The two attorney’s above are a study in contrast, a stark contrast. Alex Levay on the left, Lorrie Sinclair on the right. They are connected by one case, the case of Bruce McLaughlin. Levay exonerated McLaughlin, while Sinclair sought to keep McLaughlin imprisoned. Levay’s work in the case was brilliant. It included finding evidence that was not presented during the original trial and presenting the theory of Child Suggestibility during the retrial. Sinclair’s position on the case was of a somewhat differ nature. One could say, it was to maintain the status quo regardless of the truth.
Ask yourself, who do you want to be a judge. Who would you prefer to hear your case. These are questions that must be asked when selecting a judge. Do you want Lorrie Sinclair who attempted to send an innocent man back to prison. The good news is the Levay is the official candidate for the current Judicial Vacancy. The following article describes possible budget concerns which may suspend Mr. Levay’s appointment. However, I am encouraged by the following statement in the article.
“Levay, who was overwhelming endorsed for the judgeship by the Loudoun Bar Association, traveled to Richmond last week to meet with legislators who are expected to vote on the appointment—if a position is funded—within the next few weeks.
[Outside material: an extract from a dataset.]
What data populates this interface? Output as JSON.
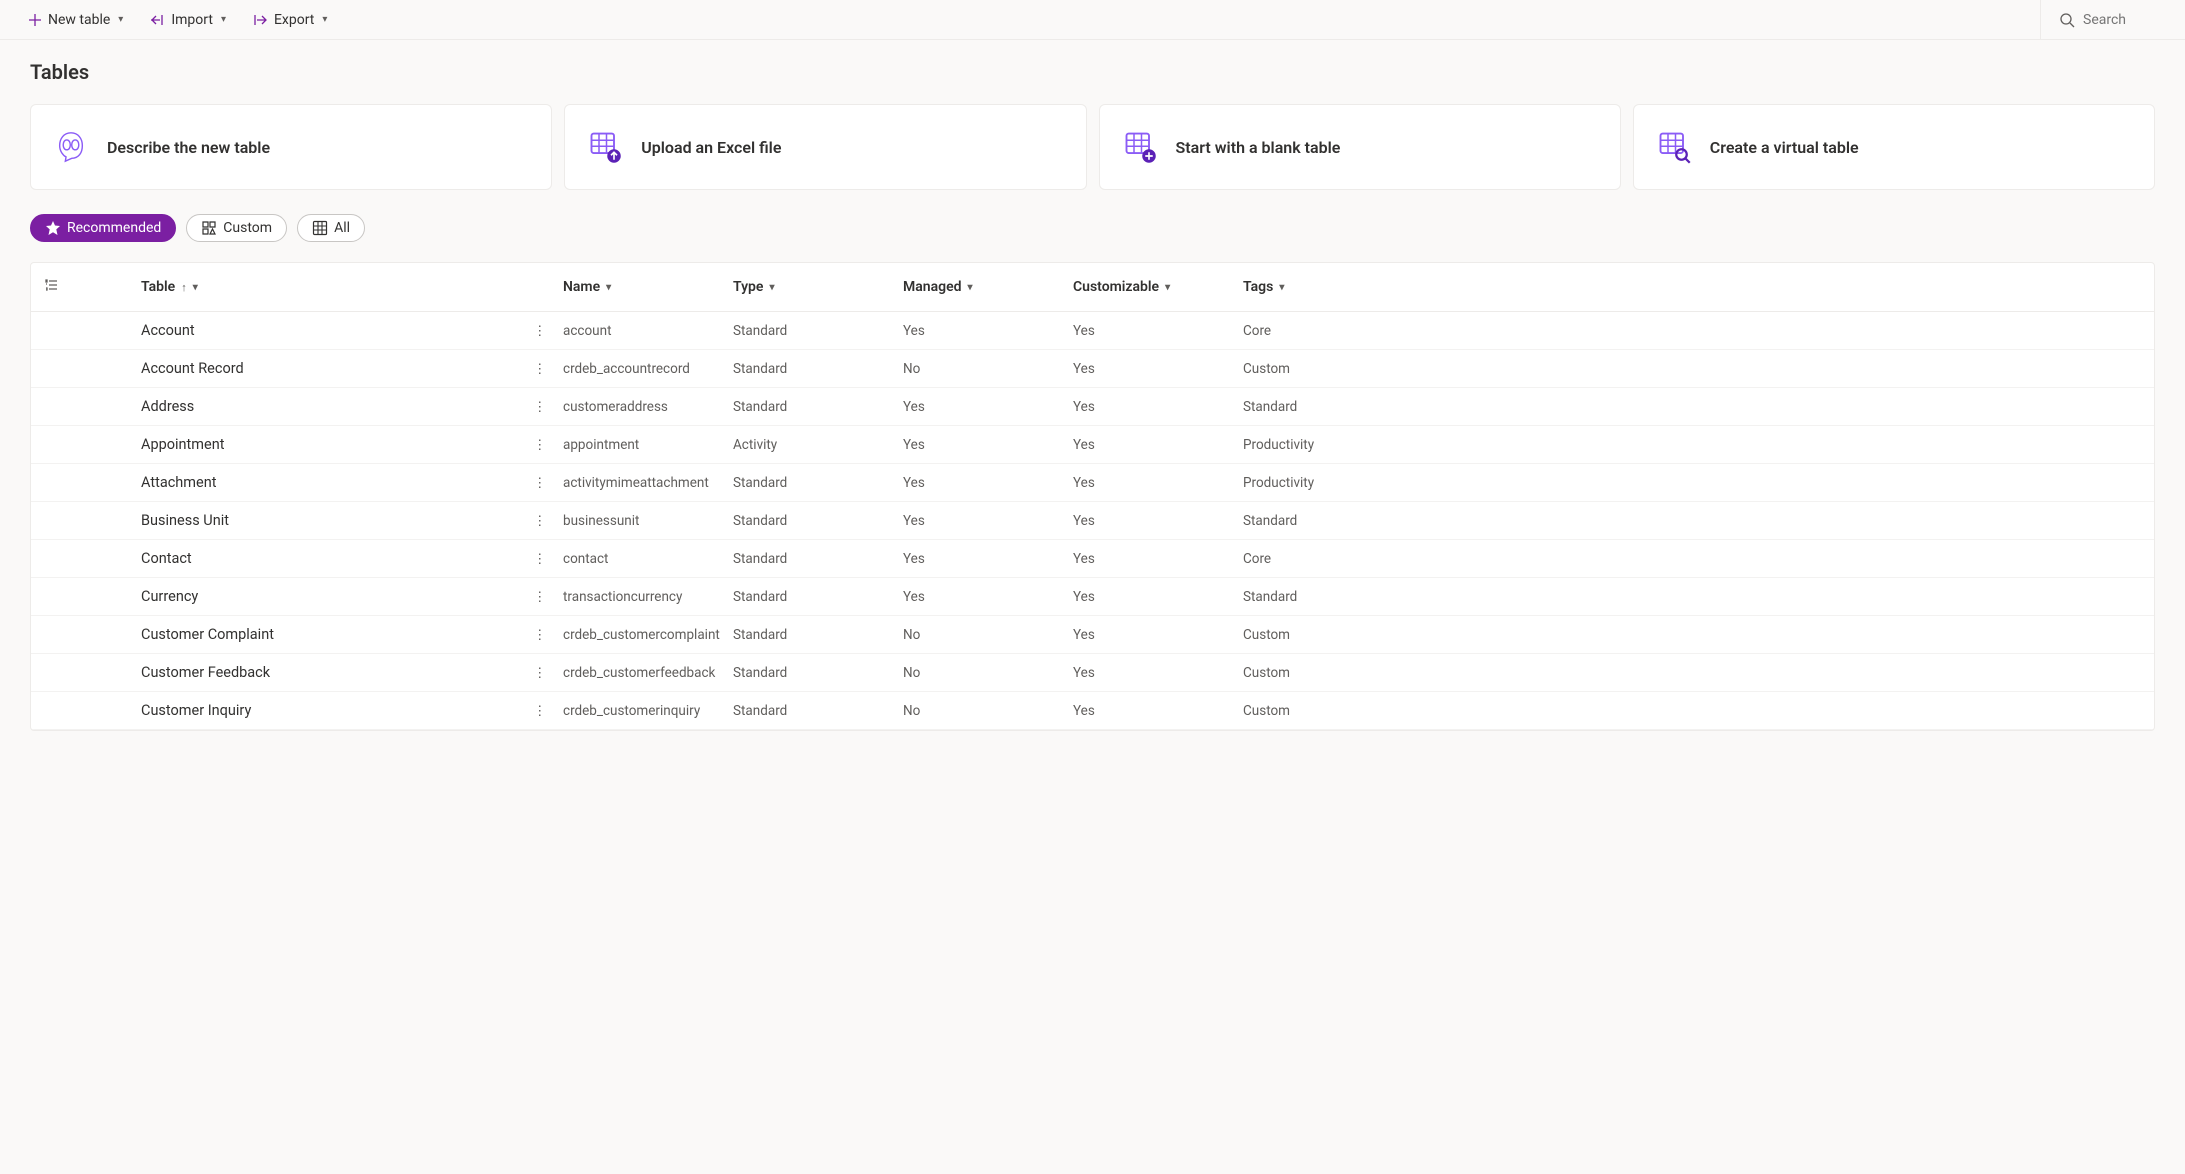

If the budget amendment is approved, the seat could be filled on July 1.”
It is good news that Levay was overwhelmingly endorsed by the Bar, it is a somber fact that that Sinclair was the bar’s choice after Levay; this is concerning. It may be a few years before there is another Judicial vacancy in Loudoun. It is possible that Sinclair will be a candidate when there is a future vacancy. We have to remain vigilant , it would be tremendously bad if Sinclair would ever be selected as a judge.
Levay needs to be selected as a Judge, he understands discovery and its importance. He understands what a fair trial is. He understands junk science testimony and how to recognize it, Keep in mind, if Lorrie Sinclair had her way an innocent would have been sent back to prison,